Age of Terror: Art Since 9/11, Imperial War Museum review - affecting but incoherent

The Imperial War Museum’s Age of Terror: Art since 9/11 brings together art made in response to the immediate events and long-term consequences of the events of 11 September. In the main the exhibition is more historical survey of conflict-related artistic output than engaged examination of how artists have responded to the resulting conflicts, and what coherence it achieves derives from the paint-by-colours effect of dividing it into four roughly chronological topics: 9/11, State Control, Weapons, and Home. These divisions also make it pretty uncomfortable viewing.

Since the purpose of the artworks in each of the sections is to flesh out the allotted topic, the significance of each piece is fixed: meaning is hollowed out, questions are closed down.
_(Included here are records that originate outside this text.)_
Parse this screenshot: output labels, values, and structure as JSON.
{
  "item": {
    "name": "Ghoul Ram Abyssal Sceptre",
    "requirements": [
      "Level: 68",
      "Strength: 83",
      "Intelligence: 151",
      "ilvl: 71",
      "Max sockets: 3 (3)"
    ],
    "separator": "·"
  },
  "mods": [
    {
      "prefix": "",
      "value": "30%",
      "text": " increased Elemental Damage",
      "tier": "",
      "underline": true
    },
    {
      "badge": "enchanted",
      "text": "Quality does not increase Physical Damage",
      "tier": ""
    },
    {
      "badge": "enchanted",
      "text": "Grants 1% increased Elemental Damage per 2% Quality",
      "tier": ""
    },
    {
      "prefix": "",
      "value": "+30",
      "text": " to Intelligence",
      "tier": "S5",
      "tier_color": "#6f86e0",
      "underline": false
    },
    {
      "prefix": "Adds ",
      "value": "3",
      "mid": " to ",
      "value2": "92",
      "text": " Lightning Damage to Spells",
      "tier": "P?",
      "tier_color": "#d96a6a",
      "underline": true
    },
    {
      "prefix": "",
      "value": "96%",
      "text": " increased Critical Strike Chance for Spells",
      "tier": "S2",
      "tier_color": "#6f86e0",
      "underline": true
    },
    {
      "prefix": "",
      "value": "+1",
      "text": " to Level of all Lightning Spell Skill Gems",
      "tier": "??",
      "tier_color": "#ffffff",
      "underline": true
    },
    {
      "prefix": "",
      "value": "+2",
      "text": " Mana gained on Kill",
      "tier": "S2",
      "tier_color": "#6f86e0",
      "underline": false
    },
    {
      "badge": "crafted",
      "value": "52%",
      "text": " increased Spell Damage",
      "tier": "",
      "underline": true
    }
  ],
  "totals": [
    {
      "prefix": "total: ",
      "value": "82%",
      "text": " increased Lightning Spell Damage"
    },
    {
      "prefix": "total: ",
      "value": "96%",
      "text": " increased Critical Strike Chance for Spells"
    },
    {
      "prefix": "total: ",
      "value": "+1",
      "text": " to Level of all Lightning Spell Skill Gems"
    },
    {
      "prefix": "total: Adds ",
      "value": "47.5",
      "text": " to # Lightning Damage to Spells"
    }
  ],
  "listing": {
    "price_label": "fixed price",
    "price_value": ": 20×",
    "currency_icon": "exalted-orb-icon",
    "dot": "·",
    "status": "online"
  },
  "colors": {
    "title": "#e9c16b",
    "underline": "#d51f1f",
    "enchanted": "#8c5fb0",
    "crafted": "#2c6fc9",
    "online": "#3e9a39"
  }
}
Propaganda works this way. But the exhibition is more haphazard than proselytising, though it offers unsettling glimpses of the easy transgression between art which carries its own meanings, and art which becomes the instrument of external meanings.

The fear of inept or malign use is a live and very real concern for contemporary artists working out of today’s conflicts, yet how an exhibition which begins with the events of 9/11 concludes with Syria’s intractable civil war (Hrair Sarkissian’s dual screen film Homesick, 2014) is never made clear, and the inclusion of works by Taryn Simon and Ai Weiwei which speak of American gun culture and Chinese state surveillance are at best missteps and, at worst, wilful elisions.

Curatorial unease aside, many of the pieces on show are eloquent. Walid Siti’s sculpture Floodland, 2017 (pictured above right), reminds us how decades of conflict erode beauty, stability, and identity, and how lives become as blasted as walls, ceilings, floors. Bomb Iraq, 2005, by Cory Arcangel references the intersection of video games and airstrikes in the context of the Gulf War and sheds light on current drone deployment policy. Iván Navarro’s The Twin Towers, 2011, carefully commemorates the lives lost in the World Trade Center towers while touching on events that continue to lead us down a dark and unfathomable future.  

Equally powerful are the first few rooms which deal with artists’ responses to 11 September itself. A print of a painting by Gerhard Richter (September, 2009) which he considered destroying hangs opposite a vase by Grayson Perry (pictured left: Dolls at Dungeness, September 11th, 2001, 2001) — a piece as tasteless as it is honest about a day as terrible as it was surreal. Both artists ask what — if any — power art has in the context of the unspeakable. But what really stands out is New York artist Tony Oursler’s documentary (9/11, 2001). Lingering shots return to empty sky where the towers once stood, and snatched video of the saddened city reeling — multicultural, multiethnic, multilingual, pluri-religious — track how the trauma that provoked donations of money, blood, time and food began to curdle into vituperation, hate.

Likewise, Nathan Coley’s luminous A Place Beyond Belief, 2012, deals with the loss of what seemed a more innocent world. It references a young woman’s account of how a Sikh man on the subway, affected by the palpable sense of hatred emanating from other commuters, left the subway sobbing. Deeply shaken, she concluded the city needed to "get to a place beyond belief" before it could heal.

The power of this exhibition resides not in grand statements about the impact of that day and the calamitous consequences with which we still live, but in the tiny vignettes which remind us how personal and permanent are the changes wrought by violence, conflict, and war — all the world over.